It is now clear that, in Functional Safety, the failure rate of any component has to be constant: the issue are components subject to wear, like contactors and solenoid valves, since their failure rates are usually not constant. Therefore, the exponential curve is not helpful to model their life distribution: that is where the Weibull distribution comes in.

The Weibull distribution is one of the most widely used Life Distributions in Reliability analysis. The distribution is named after the Swedish professor Waloddi Weibull (1887-1979), who developed the distribution for modelling the strength of materials.

The Weibull distribution is very flexible and can, through an appropriate choice of parameters, model many types of failure rate behaviours. It is therefore used to model the failure behaviour of electromechanical components.

The Probability Density Function

The Weibull Probability Density Function is the following:


  • η is called the Life Characteristics
  • β is referred as the shape parameter

In figure the Weibull distribution is plotted for η=1 and for some values of β.

The Cumulative Density Function

The Weibull Cumulative Density Function is the following:

F(t)=1- e^(-(t/η)^β )
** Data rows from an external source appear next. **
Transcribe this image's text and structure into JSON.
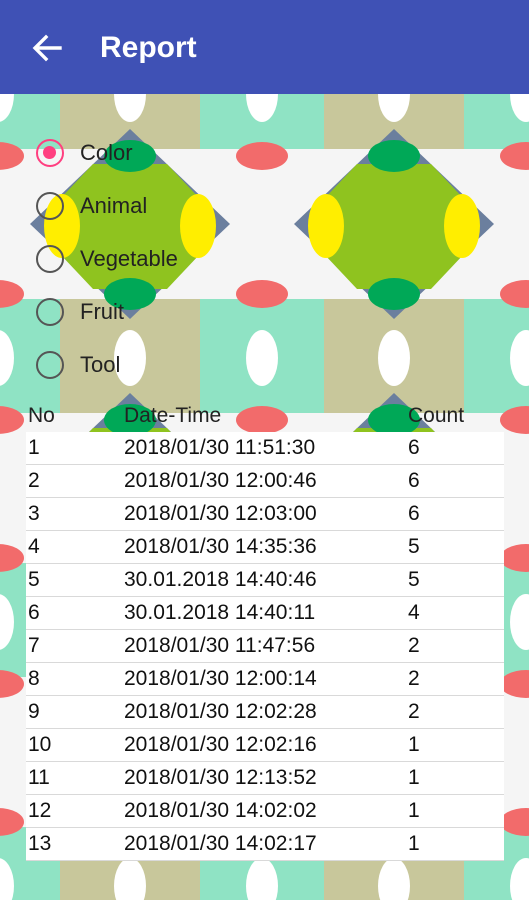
{
  "appbar": {
    "title": "Report",
    "back_icon": "arrow-back-icon",
    "color": "#3f51b5"
  },
  "categories": [
    {
      "label": "Color",
      "checked": true
    },
    {
      "label": "Animal",
      "checked": false
    },
    {
      "label": "Vegetable",
      "checked": false
    },
    {
      "label": "Fruit",
      "checked": false
    },
    {
      "label": "Tool",
      "checked": false
    }
  ],
  "table": {
    "headers": {
      "no": "No",
      "datetime": "Date-Time",
      "count": "Count"
    },
    "rows": [
      {
        "no": "1",
        "datetime": "2018/01/30 11:51:30",
        "count": "6"
      },
      {
        "no": "2",
        "datetime": "2018/01/30 12:00:46",
        "count": "6"
      },
      {
        "no": "3",
        "datetime": "2018/01/30 12:03:00",
        "count": "6"
      },
      {
        "no": "4",
        "datetime": "2018/01/30 14:35:36",
        "count": "5"
      },
      {
        "no": "5",
        "datetime": "30.01.2018 14:40:46",
        "count": "5"
      },
      {
        "no": "6",
        "datetime": "30.01.2018 14:40:11",
        "count": "4"
      },
      {
        "no": "7",
        "datetime": "2018/01/30 11:47:56",
        "count": "2"
      },
      {
        "no": "8",
        "datetime": "2018/01/30 12:00:14",
        "count": "2"
      },
      {
        "no": "9",
        "datetime": "2018/01/30 12:02:28",
        "count": "2"
      },
      {
        "no": "10",
        "datetime": "2018/01/30 12:02:16",
        "count": "1"
      },
      {
        "no": "11",
        "datetime": "2018/01/30 12:13:52",
        "count": "1"
      },
      {
        "no": "12",
        "datetime": "2018/01/30 14:02:02",
        "count": "1"
      },
      {
        "no": "13",
        "datetime": "2018/01/30 14:02:17",
        "count": "1"
      }
    ]
  },
  "colors": {
    "accent": "#ff3f80",
    "background_mint": "#8fe3c4",
    "pattern_olive": "#c8c79b",
    "pattern_slate": "#6b7f9e",
    "pattern_lime": "#8fc31f",
    "pattern_green": "#00a857",
    "pattern_yellow": "#ffee00",
    "pattern_coral": "#f26b6b"
  }
}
Please notice that when t = η

F(η)=1-e^(-(η/η)^β )=1-e^(-(1)^β )=1-e^(-1)=0,63

Therefore, regardless of the distribution shape parameter β, when t = η, the Probability of unavailability F(t) of the component = 63%.

The parameter η is defined as the characteristic lifetime of the distribution.

The Instantaneous Failure Rate

Finally, the Instantaneous Failure Rate is the following:


When β =1, the failure rate is constant and equal to:

λ= 1/η

In this case, the Weibull distribution is identical to the exponential one.

When β < 1 the failure rate decreases with time. Both electronic and mechanical systems may initially have high failure rates. Manufacturers conduct production process control, production acceptance tests, “burn-in,” or reliability stress screening (RSS), to prevent early failures before delivery to customers. Therefore, shape parameters of less than one indicates the following:

  • lack of adequate process control;
  • inadequate burn-in or stress screening;
  • production problems, mis-assembly, poor quality control;
  • overhaul problems;
  • mixture of populations;
  • run-in or wear-in.


Many electronic components during their useful life show a decreasing instantaneous failure rate, thus featuring shape parameters less than 1. Preventive maintenance on such a component is not appropriate, as old parts are better than new.


When β > 1 the failure rate increases with time. That behaviour is attributed, first of all, to components in the wear-out, or end of life, phase. Some typical examples of these cases are:

  • wear;
  • corrosion;
  • crack propagation;
  • fatigue;
  • moisture absorption;
  • diffusion;
  • evaporation (weight loss);
  • damage accumulation.

Design measures have to ensure that those phenomena do not significantly contribute to the probability of product failure during the expected operational life, however that is typically the behaviour of Contactors and Solenoid valves during their entire life.